RECORDS SHOWN section start
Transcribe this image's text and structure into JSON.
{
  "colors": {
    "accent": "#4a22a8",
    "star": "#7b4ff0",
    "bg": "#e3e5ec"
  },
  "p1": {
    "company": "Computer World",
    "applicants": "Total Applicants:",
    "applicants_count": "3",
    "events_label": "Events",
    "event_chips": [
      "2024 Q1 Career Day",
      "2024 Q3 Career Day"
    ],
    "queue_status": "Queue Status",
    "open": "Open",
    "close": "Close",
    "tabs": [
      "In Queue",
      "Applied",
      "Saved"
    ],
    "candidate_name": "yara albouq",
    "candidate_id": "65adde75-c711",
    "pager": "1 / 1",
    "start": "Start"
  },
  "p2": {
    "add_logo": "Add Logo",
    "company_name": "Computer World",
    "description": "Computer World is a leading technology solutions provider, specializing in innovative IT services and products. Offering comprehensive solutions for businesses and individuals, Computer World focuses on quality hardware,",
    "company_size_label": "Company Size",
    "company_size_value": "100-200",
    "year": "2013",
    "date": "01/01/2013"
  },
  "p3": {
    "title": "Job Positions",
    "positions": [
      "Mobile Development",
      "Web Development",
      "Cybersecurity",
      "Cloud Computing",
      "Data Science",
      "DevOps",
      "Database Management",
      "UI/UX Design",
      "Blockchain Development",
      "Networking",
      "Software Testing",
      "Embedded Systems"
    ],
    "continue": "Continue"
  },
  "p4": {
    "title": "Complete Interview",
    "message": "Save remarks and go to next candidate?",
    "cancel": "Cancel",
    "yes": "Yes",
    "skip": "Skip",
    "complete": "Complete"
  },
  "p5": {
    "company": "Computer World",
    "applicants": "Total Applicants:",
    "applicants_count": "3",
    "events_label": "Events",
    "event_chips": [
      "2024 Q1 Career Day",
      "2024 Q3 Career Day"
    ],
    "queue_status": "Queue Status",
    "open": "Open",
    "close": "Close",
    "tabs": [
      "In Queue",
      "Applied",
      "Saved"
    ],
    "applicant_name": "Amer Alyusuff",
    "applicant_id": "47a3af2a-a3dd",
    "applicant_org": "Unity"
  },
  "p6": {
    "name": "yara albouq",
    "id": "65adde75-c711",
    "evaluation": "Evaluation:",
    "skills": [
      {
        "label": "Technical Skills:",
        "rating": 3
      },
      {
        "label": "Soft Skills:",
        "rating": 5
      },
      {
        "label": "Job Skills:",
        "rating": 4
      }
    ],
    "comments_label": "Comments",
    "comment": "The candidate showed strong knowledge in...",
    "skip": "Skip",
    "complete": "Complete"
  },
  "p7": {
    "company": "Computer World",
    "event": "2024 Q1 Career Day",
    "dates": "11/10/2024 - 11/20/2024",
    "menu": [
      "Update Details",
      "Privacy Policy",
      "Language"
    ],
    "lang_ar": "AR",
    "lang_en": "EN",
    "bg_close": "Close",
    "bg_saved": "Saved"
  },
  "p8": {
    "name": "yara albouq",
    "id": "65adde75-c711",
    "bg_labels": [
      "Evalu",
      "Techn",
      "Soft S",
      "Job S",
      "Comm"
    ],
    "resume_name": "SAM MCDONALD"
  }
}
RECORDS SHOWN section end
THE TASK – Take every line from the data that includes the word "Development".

THE ANSWER –
      "Mobile Development",
      "Web Development",
      "Blockchain Development",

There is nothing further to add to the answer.